**Directions**
Using the records provided below, locate and copy each line that contains the word "subtitle".

Items from an interface collection
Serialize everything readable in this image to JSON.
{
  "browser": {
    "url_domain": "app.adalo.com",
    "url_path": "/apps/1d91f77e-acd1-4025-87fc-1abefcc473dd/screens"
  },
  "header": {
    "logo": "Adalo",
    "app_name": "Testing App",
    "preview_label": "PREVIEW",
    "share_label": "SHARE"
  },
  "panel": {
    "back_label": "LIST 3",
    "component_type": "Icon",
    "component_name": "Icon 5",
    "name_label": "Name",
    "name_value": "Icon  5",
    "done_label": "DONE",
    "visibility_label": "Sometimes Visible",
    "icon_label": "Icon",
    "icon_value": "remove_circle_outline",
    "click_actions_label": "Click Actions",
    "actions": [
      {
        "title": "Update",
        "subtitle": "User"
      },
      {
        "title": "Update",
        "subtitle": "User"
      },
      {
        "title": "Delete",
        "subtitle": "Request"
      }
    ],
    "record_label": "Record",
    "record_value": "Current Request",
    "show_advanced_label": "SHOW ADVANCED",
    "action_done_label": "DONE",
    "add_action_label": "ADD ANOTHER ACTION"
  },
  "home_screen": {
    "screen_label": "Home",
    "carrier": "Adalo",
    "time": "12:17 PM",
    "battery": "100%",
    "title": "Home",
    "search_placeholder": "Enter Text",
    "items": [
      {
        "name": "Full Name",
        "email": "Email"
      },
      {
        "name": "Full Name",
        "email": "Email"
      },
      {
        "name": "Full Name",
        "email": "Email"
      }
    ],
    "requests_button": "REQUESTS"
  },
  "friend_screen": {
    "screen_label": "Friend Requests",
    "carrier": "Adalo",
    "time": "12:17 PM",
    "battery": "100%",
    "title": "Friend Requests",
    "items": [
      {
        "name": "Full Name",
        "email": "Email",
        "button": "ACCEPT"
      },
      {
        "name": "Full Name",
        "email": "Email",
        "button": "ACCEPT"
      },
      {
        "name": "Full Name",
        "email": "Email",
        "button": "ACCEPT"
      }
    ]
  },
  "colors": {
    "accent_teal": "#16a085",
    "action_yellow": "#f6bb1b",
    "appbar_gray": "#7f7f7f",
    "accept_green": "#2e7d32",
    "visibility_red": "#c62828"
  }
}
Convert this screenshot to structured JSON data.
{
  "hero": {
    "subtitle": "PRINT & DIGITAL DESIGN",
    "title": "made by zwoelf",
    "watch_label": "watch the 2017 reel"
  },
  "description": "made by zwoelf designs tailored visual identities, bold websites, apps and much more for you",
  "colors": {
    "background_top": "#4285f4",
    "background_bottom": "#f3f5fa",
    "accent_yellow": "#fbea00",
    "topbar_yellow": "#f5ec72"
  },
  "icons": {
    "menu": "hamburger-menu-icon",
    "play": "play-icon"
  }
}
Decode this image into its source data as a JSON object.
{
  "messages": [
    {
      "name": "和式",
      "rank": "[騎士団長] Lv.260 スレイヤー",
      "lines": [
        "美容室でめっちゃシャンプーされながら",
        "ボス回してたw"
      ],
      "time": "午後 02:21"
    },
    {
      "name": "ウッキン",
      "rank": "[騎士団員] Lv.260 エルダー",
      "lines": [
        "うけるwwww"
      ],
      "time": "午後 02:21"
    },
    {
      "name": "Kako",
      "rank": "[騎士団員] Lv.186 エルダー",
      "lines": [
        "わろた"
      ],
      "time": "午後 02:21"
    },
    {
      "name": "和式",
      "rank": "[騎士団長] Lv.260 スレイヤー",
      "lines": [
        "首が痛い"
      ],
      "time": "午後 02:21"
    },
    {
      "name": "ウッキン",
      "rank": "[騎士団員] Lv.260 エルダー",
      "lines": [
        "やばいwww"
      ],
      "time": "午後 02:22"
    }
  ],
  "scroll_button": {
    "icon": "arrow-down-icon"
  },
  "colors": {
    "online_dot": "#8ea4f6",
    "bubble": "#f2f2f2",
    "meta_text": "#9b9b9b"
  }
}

**Answer to the problem**
        "subtitle": "User"
        "subtitle": "User"
        "subtitle": "Request"
    "subtitle": "PRINT & DIGITAL DESIGN",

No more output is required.